In the records below, tally the lines that contain the word "controllers" and give only that number.

[Opening DATA TO PROCESS section]

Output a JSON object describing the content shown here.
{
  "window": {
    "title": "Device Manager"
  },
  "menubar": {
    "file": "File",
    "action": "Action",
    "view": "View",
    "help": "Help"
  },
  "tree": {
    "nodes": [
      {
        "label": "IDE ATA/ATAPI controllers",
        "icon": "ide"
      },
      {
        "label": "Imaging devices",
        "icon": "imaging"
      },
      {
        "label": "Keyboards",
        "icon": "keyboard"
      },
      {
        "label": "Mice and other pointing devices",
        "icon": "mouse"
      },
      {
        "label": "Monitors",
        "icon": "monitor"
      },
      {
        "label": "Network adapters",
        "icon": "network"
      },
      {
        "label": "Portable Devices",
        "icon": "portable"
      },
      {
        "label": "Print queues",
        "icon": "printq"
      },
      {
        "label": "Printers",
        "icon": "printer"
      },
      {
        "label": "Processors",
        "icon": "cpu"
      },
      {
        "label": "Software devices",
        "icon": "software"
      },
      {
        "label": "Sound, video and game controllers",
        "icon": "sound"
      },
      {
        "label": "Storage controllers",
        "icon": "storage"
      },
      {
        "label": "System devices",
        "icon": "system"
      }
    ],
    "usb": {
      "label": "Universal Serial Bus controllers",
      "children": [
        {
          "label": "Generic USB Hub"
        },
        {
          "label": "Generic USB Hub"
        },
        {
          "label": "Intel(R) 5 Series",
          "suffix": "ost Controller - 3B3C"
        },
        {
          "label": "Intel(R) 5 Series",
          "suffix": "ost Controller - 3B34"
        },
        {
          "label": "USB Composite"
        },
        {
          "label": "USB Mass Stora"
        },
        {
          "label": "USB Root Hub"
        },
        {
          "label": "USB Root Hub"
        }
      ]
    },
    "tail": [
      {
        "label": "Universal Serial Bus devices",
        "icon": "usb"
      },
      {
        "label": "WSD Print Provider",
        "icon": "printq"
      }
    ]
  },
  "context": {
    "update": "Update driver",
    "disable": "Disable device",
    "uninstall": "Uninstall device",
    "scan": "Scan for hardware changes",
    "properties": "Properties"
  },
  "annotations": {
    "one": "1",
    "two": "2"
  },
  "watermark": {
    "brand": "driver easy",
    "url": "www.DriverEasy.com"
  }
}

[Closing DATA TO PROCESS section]
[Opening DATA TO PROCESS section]

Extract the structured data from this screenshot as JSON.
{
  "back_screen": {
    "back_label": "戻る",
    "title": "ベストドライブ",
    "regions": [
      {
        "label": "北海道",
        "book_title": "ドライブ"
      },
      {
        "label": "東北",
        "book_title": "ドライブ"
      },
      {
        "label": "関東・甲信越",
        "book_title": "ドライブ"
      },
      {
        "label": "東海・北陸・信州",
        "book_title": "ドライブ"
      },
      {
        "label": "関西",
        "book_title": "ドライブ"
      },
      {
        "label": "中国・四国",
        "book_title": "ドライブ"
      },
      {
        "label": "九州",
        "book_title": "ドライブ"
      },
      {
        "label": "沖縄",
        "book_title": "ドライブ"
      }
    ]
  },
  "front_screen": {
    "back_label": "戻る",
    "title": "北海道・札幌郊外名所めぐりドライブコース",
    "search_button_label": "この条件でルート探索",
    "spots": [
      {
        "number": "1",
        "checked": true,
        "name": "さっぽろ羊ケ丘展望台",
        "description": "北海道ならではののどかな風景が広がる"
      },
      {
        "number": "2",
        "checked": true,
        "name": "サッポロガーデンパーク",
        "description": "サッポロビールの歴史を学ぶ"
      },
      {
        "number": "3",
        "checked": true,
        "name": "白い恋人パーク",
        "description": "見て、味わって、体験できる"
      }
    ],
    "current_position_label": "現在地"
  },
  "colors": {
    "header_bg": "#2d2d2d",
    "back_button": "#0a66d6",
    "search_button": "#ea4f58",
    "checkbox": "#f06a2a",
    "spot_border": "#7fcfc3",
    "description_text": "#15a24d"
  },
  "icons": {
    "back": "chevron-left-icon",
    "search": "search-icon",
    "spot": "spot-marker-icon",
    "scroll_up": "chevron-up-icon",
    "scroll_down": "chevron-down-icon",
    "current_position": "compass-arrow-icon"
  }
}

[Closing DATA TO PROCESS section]

_RESULT FOR THIS EXERCISE:_ 4